Assignment:
Go through the data below and retype all of it exactly.

App and web page records:

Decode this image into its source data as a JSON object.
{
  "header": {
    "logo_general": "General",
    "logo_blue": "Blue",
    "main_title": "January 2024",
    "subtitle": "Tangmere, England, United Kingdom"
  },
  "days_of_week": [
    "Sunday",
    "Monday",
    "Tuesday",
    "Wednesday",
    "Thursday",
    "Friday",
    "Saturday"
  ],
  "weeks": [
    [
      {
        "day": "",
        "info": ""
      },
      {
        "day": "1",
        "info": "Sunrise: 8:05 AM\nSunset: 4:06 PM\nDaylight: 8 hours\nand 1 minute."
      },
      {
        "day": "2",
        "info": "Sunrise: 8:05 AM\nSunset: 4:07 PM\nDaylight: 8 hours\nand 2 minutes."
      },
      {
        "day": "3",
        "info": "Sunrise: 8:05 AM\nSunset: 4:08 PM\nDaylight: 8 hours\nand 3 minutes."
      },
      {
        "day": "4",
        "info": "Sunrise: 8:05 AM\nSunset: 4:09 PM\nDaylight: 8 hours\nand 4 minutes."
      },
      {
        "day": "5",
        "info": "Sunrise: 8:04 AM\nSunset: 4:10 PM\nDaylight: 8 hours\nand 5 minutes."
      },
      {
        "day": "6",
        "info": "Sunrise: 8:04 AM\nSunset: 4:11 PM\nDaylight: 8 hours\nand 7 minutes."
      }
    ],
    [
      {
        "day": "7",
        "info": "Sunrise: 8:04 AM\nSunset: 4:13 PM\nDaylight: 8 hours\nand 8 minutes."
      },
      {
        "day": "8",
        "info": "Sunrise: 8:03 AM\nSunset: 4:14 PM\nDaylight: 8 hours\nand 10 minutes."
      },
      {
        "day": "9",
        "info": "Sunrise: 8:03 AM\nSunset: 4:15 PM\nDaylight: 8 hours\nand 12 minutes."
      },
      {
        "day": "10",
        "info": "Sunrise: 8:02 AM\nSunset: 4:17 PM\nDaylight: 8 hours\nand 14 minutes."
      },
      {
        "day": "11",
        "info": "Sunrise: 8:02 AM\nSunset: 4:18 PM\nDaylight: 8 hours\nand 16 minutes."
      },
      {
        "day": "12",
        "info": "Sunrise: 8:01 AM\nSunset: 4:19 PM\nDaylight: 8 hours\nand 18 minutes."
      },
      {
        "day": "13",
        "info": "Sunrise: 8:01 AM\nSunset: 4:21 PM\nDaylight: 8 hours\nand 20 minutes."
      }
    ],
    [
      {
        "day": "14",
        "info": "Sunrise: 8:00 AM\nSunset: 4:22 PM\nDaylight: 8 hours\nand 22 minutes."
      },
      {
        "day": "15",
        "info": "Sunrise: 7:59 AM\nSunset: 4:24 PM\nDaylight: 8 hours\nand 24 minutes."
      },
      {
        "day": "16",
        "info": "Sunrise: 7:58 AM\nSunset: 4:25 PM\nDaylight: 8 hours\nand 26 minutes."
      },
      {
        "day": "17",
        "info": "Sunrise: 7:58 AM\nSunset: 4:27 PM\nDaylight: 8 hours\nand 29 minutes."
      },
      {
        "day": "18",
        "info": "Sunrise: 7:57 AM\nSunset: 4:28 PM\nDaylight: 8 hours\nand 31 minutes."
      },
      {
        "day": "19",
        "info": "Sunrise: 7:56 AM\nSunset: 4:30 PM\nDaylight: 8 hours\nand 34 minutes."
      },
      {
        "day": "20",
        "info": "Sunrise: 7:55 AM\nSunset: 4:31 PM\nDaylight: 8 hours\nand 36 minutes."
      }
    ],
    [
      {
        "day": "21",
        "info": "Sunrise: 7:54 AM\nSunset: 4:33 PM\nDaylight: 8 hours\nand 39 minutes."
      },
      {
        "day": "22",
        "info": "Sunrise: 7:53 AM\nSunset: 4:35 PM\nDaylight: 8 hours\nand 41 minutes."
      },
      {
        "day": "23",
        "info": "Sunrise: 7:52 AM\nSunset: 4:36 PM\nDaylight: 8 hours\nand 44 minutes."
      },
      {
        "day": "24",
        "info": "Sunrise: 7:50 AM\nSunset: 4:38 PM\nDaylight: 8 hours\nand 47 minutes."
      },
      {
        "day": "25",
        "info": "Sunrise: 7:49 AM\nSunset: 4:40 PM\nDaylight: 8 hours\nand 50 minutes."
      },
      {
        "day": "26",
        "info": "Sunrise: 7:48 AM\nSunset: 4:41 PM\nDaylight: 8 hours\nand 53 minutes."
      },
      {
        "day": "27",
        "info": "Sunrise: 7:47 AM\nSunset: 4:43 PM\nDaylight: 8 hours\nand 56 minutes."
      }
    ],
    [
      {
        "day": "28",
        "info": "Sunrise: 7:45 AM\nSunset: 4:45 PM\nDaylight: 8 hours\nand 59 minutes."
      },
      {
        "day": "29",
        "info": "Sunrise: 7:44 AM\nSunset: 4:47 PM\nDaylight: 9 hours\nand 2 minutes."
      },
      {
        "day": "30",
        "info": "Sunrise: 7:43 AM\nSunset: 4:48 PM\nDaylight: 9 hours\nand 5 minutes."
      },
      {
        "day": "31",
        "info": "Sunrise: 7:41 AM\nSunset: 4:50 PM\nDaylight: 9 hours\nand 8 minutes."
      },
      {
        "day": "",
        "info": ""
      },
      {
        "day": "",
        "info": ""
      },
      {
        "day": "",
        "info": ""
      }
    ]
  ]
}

Answer below:
Decode this image into its source data as a JSON object.
{
  "header": {
    "logo_general": "General",
    "logo_blue": "Blue",
    "main_title": "January 2024",
    "subtitle": "Tangmere, England, United Kingdom"
  },
  "days_of_week": [
    "Sunday",
    "Monday",
    "Tuesday",
    "Wednesday",
    "Thursday",
    "Friday",
    "Saturday"
  ],
  "weeks": [
    [
      {
        "day": "",
        "info": ""
      },
      {
        "day": "1",
        "info": "Sunrise: 8:05 AM\nSunset: 4:06 PM\nDaylight: 8 hours\nand 1 minute."
      },
      {
        "day": "2",
        "info": "Sunrise: 8:05 AM\nSunset: 4:07 PM\nDaylight: 8 hours\nand 2 minutes."
      },
      {
        "day": "3",
        "info": "Sunrise: 8:05 AM\nSunset: 4:08 PM\nDaylight: 8 hours\nand 3 minutes."
      },
      {
        "day": "4",
        "info": "Sunrise: 8:05 AM\nSunset: 4:09 PM\nDaylight: 8 hours\nand 4 minutes."
      },
      {
        "day": "5",
        "info": "Sunrise: 8:04 AM\nSunset: 4:10 PM\nDaylight: 8 hours\nand 5 minutes."
      },
      {
        "day": "6",
        "info": "Sunrise: 8:04 AM\nSunset: 4:11 PM\nDaylight: 8 hours\nand 7 minutes."
      }
    ],
    [
      {
        "day": "7",
        "info": "Sunrise: 8:04 AM\nSunset: 4:13 PM\nDaylight: 8 hours\nand 8 minutes."
      },
      {
        "day": "8",
        "info": "Sunrise: 8:03 AM\nSunset: 4:14 PM\nDaylight: 8 hours\nand 10 minutes."
      },
      {
        "day": "9",
        "info": "Sunrise: 8:03 AM\nSunset: 4:15 PM\nDaylight: 8 hours\nand 12 minutes."
      },
      {
        "day": "10",
        "info": "Sunrise: 8:02 AM\nSunset: 4:17 PM\nDaylight: 8 hours\nand 14 minutes."
      },
      {
        "day": "11",
        "info": "Sunrise: 8:02 AM\nSunset: 4:18 PM\nDaylight: 8 hours\nand 16 minutes."
      },
      {
        "day": "12",
        "info": "Sunrise: 8:01 AM\nSunset: 4:19 PM\nDaylight: 8 hours\nand 18 minutes."
      },
      {
        "day": "13",
        "info": "Sunrise: 8:01 AM\nSunset: 4:21 PM\nDaylight: 8 hours\nand 20 minutes."
      }
    ],
    [
      {
        "day": "14",
        "info": "Sunrise: 8:00 AM\nSunset: 4:22 PM\nDaylight: 8 hours\nand 22 minutes."
      },
      {
        "day": "15",
        "info": "Sunrise: 7:59 AM\nSunset: 4:24 PM\nDaylight: 8 hours\nand 24 minutes."
      },
      {
        "day": "16",
        "info": "Sunrise: 7:58 AM\nSunset: 4:25 PM\nDaylight: 8 hours\nand 26 minutes."
      },
      {
        "day": "17",
        "info": "Sunrise: 7:58 AM\nSunset: 4:27 PM\nDaylight: 8 hours\nand 29 minutes."
      },
      {
        "day": "18",
        "info": "Sunrise: 7:57 AM\nSunset: 4:28 PM\nDaylight: 8 hours\nand 31 minutes."
      },
      {
        "day": "19",
        "info": "Sunrise: 7:56 AM\nSunset: 4:30 PM\nDaylight: 8 hours\nand 34 minutes."
      },
      {
        "day": "20",
        "info": "Sunrise: 7:55 AM\nSunset: 4:31 PM\nDaylight: 8 hours\nand 36 minutes."
      }
    ],
    [
      {
        "day": "21",
        "info": "Sunrise: 7:54 AM\nSunset: 4:33 PM\nDaylight: 8 hours\nand 39 minutes."
      },
      {
        "day": "22",
        "info": "Sunrise: 7:53 AM\nSunset: 4:35 PM\nDaylight: 8 hours\nand 41 minutes."
      },
      {
        "day": "23",
        "info": "Sunrise: 7:52 AM\nSunset: 4:36 PM\nDaylight: 8 hours\nand 44 minutes."
      },
      {
        "day": "24",
        "info": "Sunrise: 7:50 AM\nSunset: 4:38 PM\nDaylight: 8 hours\nand 47 minutes."
      },
      {
        "day": "25",
        "info": "Sunrise: 7:49 AM\nSunset: 4:40 PM\nDaylight: 8 hours\nand 50 minutes."
      },
      {
        "day": "26",
        "info": "Sunrise: 7:48 AM\nSunset: 4:41 PM\nDaylight: 8 hours\nand 53 minutes."
      },
      {
        "day": "27",
        "info": "Sunrise: 7:47 AM\nSunset: 4:43 PM\nDaylight: 8 hours\nand 56 minutes."
      }
    ],
    [
      {
        "day": "28",
        "info": "Sunrise: 7:45 AM\nSunset: 4:45 PM\nDaylight: 8 hours\nand 59 minutes."
      },
      {
        "day": "29",
        "info": "Sunrise: 7:44 AM\nSunset: 4:47 PM\nDaylight: 9 hours\nand 2 minutes."
      },
      {
        "day": "30",
        "info": "Sunrise: 7:43 AM\nSunset: 4:48 PM\nDaylight: 9 hours\nand 5 minutes."
      },
      {
        "day": "31",
        "info": "Sunrise: 7:41 AM\nSunset: 4:50 PM\nDaylight: 9 hours\nand 8 minutes."
      },
      {
        "day": "",
        "info": ""
      },
      {
        "day": "",
        "info": ""
      },
      {
        "day": "",
        "info": ""
      }
    ]
  ]
}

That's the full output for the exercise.